The city's public affairs and information office on Thursday (Aug. 6) said this is the reason Belmonte wrote DOH Secretary Francisco Duque III a letter dated Aug. 4 appealing to the department to give the city complete information about its COVID-19 cases.
"The lack of available information from the outset, specifically addresses and contact numbers, amounting to half of all cases reported, delays contact tracing by days," Belmonte said in a statement.
Belmonte expressed alarm that the situation "forces frontliners to spend time looking for the needed information from other possible sources, including social media."
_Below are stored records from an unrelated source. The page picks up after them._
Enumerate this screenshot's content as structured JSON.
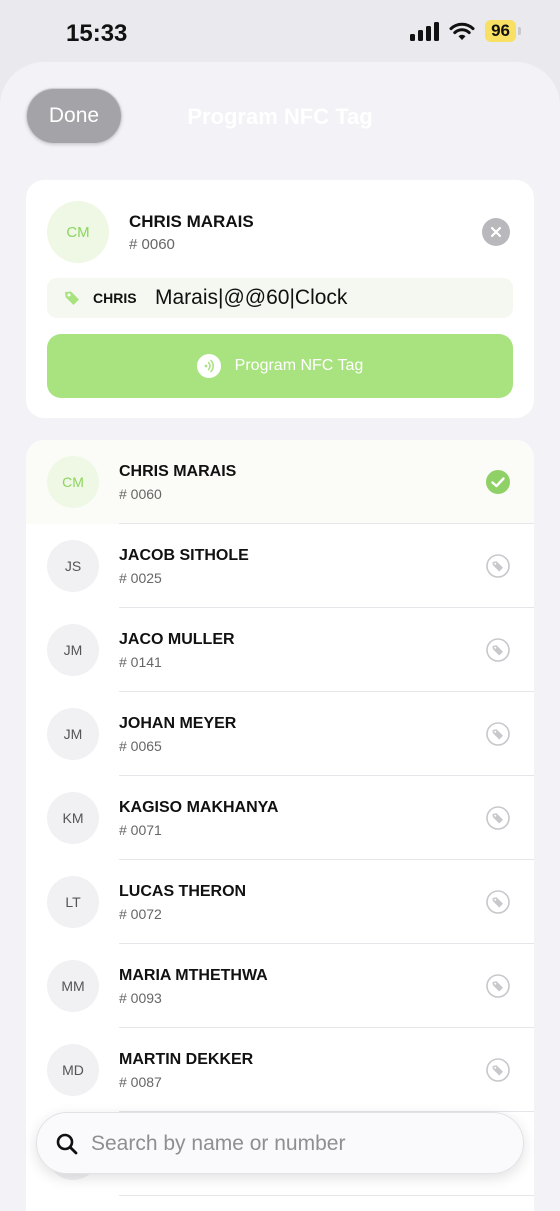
{
  "status_bar": {
    "time": "15:33",
    "battery": "96"
  },
  "header": {
    "done_label": "Done",
    "title": "Program NFC Tag"
  },
  "selected": {
    "initials": "CM",
    "name": "CHRIS MARAIS",
    "number": "# 0060",
    "tag_first": "CHRIS",
    "tag_value": "Marais|@@60|Clock",
    "program_label": "Program NFC Tag"
  },
  "employees": [
    {
      "initials": "CM",
      "name": "CHRIS MARAIS",
      "number": "# 0060",
      "state": "selected"
    },
    {
      "initials": "JS",
      "name": "JACOB SITHOLE",
      "number": "# 0025",
      "state": "tag"
    },
    {
      "initials": "JM",
      "name": "JACO MULLER",
      "number": "# 0141",
      "state": "tag"
    },
    {
      "initials": "JM",
      "name": "JOHAN MEYER",
      "number": "# 0065",
      "state": "tag"
    },
    {
      "initials": "KM",
      "name": "KAGISO MAKHANYA",
      "number": "# 0071",
      "state": "tag"
    },
    {
      "initials": "LT",
      "name": "LUCAS THERON",
      "number": "# 0072",
      "state": "tag"
    },
    {
      "initials": "MM",
      "name": "MARIA MTHETHWA",
      "number": "# 0093",
      "state": "tag"
    },
    {
      "initials": "MD",
      "name": "MARTIN DEKKER",
      "number": "# 0087",
      "state": "tag"
    }
  ],
  "search": {
    "placeholder": "Search by name or number"
  },
  "colors": {
    "accent_green": "#a9e380",
    "check_green": "#8fd166",
    "sheet_bg": "#f2f2f7"
  }
}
She also said that due to lack of information provided by the DOH, the local government's time and resources are spent coordinating with disease reporting units (DRU), laboratories, and hospitals “to request information that should have been diligently filled up in the first place.”
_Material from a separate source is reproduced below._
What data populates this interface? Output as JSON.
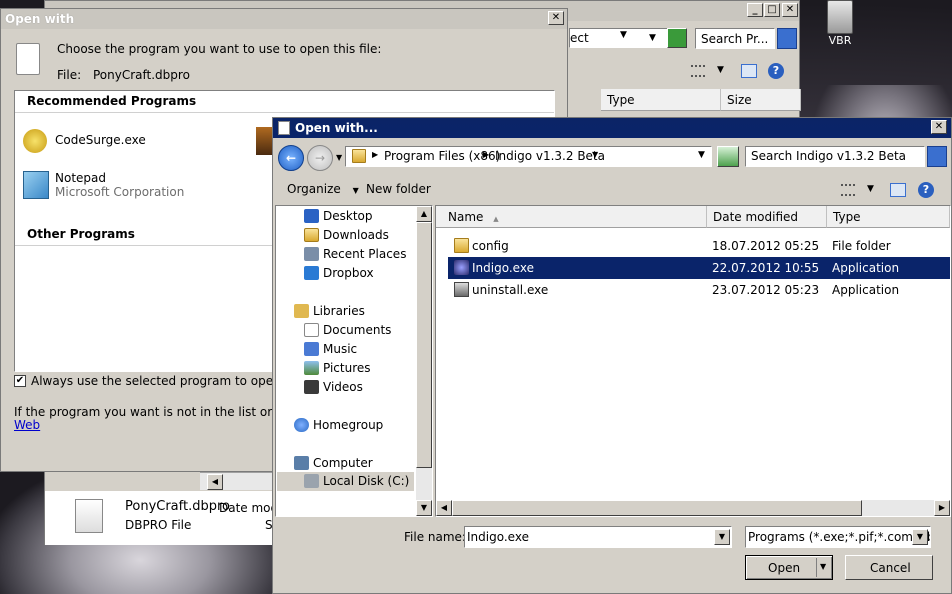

For instance, Belmonte said that on Aug. 3, the DOH reported 1,224 new COVID-19 cases in the city through its COVID KAYA information system.
While more than half of these have already been confirmed by the city's epidemiology unit and its health department, Belmonte said 573 of them or 47 percent have no addresses or contact numbers.
She said this forced the City Epidemiological Surveillance Unit (CESU) to label these cases as 'unknown.'
"This means that almost half of the reported cases tagged as QC in the KAYA info system for these days have no addresses and contact numbers, posing a major challenge in contact tracing," Belmonte said, noting these cases may not even be city residents.
Belmonte also called out the DOH's alleged failure to provide information about which hospitals or laboratories conducted the swab tests of some of its new positive cases.
“With that, we appeal to your good office as Secretary of Health to set the vision and direction in improving data quality for rapid contact tracing,” Belmonte told Duque.
Belmonte said the country's health department can provide financial or non-financial incentives for quality data and impose penalties or sanctions for incomplete information or the failure to report data.
“As we increase our investment in logistics and human resources for contact tracing, we hope that LGU (local goverment unit) efforts are matched by leadership and action from DOH in improving data quality,” she said.
CESU head Dr. Rolly Cruz backed Belmonte’s call to the DOH, saying it would be easier for the city’s contact tracers to perform their job with complete data on hand.
“The DOH would be of great assistance to our contact tracers if they will provide us with sufficient data. This way, we can cover more ground efficiently,” Cruz said.